For all the isolation sets the Heat ran for LeBron James and Dwyane Wade, they also ran some beautiful plays. Toward the end of the first quarter, they went to a staple of their offense (and a favorite of mine) from which they scored 10 points on just six possessions, including seven points on four first-quarter possessions. Those seven points constituted about 23 percent of Miami's first-quarter offense, and they were all coming from different options of the same set.
This set begins with a "horns" formation with a Heat player on each elbow (Chris Bosh and Shane Battier) and a player in each corner (Wade and James). We pick up this particular possession as Mario Chalmers inbounds the ball to Bosh. Then Chalmers goes to the opposite corner to be the first screener in a series of staggered screens. Battier trails him and sets the second screen. Next, James curls off both of these screens.
By this point of the series, the Thunder know what's coming. They are expecting James to come off the staggered screen, so they can protect against that option. But Oklahoma City overcommits so they aren't in a position to help on defense elsewhere. Bosh takes advantage: He attacks the rim and Kendrick Perkins can't stop him.
Serge Ibaka, preoccupied with James, gets there a split second late, allowing Bosh to finish at the rim. Here is the play in real time.
How can you stop a play that has James in one corner curling off a screen, Wade in the opposite corner, and Bosh at the elbow?
The isolation on the elbow (the James option seen above) isn't the only option. Watch the video below:
Here, the Heat try to run the staggered screen for Mike Miller, but it doesn't appear too dangerous. Against most teams, Bosh would start bailing out his team, but here there is another option. They can swing James in the corner for a two-man game. Bosh follows his pass, sets a screen, and then pops out. He catches the ball on the outside and then attacks for the easy dunk.
This play is so dangerous because this is not a set option. The Heat have the flexibility to exploit a favorable matchup or one their players' specific skills.
After setting up on the corner twice, James is now setting up on the elbow. Again, the Heat run staggered screens for Mike Miller. This time, though, with James holding the ball in this new position, the Thunder can't focus too much on Miller. He is free to flare out as the Thunder rotate over to him, allowing LeBron the space to hit an open 3.

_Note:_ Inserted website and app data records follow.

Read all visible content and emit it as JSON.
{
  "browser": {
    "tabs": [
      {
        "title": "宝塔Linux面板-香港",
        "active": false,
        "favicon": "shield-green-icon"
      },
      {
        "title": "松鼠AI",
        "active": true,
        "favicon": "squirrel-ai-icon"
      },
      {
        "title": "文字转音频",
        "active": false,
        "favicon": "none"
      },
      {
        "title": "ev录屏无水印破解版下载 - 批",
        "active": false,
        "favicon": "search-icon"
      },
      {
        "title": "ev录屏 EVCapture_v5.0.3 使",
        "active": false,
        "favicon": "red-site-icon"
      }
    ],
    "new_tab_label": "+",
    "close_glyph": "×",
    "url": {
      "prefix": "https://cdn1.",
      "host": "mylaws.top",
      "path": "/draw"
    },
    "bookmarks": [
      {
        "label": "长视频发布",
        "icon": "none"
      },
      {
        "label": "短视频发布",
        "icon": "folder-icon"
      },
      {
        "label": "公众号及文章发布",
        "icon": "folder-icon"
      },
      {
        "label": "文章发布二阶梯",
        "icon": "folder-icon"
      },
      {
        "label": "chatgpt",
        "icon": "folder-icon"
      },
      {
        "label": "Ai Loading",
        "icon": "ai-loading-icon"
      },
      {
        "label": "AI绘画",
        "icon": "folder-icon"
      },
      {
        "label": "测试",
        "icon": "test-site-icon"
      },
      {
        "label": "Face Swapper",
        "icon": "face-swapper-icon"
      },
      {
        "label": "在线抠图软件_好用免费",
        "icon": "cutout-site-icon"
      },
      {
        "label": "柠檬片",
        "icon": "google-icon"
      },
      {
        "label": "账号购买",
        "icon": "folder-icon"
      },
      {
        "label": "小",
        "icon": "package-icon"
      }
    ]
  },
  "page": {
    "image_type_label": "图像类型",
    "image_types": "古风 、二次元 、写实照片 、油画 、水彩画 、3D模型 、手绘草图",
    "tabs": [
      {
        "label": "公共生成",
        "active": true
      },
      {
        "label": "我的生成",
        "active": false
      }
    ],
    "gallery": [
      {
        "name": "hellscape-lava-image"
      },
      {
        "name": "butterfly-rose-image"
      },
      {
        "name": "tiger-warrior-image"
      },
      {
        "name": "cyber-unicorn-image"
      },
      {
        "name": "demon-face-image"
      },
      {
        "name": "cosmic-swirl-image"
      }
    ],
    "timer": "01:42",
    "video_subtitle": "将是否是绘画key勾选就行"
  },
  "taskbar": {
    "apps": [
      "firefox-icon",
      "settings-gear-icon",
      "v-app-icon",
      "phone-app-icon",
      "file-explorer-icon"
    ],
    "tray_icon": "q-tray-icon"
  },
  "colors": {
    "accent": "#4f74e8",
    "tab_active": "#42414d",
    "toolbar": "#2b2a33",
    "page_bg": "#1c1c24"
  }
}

The Heat ran the same play three times, scoring off of three different options. That's exactly what you want from a set run multiple times. Miami coach Erik Spoelstra has always designed plays to take advantage of all his stars' skills, utilizing all three when they are on the court, and this is a perfect example.